Task input ::
##############################
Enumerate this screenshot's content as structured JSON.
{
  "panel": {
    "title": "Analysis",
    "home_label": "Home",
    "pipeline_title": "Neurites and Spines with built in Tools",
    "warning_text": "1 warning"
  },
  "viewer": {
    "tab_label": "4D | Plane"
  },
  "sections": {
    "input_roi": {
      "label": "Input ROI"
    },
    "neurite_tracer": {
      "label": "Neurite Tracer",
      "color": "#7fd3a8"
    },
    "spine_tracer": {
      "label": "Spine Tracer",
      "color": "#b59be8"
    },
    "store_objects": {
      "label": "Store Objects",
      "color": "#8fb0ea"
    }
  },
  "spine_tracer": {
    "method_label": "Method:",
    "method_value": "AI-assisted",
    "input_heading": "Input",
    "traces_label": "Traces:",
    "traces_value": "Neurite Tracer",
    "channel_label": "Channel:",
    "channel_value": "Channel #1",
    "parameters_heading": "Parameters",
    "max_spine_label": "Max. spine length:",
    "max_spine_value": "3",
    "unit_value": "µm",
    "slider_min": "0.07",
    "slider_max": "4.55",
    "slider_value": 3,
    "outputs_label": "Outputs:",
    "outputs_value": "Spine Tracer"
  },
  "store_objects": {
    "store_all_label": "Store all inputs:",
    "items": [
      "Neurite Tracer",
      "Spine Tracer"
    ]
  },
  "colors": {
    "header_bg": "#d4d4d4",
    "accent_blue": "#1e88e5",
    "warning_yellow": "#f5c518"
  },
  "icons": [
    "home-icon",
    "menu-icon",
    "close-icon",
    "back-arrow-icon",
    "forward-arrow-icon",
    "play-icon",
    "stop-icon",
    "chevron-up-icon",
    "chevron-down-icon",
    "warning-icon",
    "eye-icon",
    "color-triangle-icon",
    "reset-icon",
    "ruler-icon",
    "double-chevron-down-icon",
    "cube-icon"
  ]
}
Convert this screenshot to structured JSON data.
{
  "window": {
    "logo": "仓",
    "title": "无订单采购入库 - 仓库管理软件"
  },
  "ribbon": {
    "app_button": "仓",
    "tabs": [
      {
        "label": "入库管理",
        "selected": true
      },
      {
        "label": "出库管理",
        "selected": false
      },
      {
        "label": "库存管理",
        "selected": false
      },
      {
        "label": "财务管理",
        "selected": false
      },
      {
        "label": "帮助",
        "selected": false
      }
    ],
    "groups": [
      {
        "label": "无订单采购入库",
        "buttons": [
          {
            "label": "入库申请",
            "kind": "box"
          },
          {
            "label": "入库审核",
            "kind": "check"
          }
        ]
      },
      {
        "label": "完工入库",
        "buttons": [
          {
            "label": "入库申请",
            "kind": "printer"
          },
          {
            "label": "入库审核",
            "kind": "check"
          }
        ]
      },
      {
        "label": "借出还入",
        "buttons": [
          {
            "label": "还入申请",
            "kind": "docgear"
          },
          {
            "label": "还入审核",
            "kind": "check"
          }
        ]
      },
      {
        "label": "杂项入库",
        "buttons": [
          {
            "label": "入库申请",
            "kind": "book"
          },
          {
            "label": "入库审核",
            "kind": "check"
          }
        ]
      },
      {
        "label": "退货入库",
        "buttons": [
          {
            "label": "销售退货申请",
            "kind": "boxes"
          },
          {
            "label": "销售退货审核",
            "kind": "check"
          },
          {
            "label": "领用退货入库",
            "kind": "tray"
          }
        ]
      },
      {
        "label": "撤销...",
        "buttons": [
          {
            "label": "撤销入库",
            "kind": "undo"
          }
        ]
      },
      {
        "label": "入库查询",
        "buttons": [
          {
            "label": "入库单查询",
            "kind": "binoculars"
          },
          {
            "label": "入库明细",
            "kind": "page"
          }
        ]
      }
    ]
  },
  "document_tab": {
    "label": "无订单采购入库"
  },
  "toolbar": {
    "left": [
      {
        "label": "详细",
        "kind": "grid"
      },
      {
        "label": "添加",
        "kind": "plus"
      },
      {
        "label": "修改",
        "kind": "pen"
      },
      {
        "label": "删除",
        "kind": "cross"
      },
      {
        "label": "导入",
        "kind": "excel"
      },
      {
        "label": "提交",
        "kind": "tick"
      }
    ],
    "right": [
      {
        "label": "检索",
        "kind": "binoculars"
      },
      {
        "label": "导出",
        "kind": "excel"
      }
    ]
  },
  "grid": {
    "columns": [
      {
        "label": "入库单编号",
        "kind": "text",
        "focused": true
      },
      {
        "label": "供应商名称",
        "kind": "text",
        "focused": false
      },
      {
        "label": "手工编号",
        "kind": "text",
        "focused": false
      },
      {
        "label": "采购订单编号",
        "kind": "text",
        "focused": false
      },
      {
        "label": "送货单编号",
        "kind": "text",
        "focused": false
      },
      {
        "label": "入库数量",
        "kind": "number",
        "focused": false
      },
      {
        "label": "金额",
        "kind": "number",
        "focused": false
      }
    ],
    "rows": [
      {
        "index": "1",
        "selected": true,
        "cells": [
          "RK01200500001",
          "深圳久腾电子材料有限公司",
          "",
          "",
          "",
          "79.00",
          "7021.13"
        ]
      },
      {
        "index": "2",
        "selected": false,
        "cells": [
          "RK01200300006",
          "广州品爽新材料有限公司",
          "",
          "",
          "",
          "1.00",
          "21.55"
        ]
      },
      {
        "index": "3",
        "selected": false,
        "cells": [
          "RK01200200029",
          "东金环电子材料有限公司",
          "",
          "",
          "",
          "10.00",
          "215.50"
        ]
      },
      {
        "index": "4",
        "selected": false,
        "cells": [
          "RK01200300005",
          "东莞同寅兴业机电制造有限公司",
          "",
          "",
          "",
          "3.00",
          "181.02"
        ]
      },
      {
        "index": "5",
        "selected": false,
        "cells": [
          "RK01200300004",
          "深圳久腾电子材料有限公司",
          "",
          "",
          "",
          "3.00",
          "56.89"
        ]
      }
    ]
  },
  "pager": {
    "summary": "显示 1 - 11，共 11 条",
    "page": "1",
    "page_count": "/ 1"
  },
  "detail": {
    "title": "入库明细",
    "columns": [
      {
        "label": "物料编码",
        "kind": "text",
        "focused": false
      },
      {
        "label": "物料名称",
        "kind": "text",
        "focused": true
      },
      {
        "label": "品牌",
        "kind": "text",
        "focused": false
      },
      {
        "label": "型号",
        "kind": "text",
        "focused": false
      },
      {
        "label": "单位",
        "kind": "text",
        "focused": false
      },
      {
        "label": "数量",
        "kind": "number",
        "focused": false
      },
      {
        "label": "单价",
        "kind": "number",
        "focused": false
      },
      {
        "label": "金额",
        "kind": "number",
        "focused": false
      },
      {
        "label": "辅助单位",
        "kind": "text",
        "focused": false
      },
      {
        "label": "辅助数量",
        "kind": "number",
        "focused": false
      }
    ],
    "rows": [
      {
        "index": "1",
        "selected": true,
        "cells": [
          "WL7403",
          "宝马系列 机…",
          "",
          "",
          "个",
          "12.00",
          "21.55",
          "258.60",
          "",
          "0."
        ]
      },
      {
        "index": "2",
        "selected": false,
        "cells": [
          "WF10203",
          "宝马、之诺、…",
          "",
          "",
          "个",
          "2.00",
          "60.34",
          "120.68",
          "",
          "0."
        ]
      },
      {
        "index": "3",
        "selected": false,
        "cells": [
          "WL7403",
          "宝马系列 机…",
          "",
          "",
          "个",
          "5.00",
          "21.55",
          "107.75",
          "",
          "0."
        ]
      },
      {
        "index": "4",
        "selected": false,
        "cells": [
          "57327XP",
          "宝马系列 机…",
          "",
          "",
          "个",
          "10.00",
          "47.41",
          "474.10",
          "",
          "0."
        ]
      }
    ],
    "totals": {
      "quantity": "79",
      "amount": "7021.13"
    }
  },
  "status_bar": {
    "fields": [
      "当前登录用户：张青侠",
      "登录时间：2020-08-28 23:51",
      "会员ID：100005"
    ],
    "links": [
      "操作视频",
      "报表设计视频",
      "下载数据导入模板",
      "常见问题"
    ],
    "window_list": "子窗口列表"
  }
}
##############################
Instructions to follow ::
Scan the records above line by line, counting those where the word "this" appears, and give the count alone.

Response below ::
2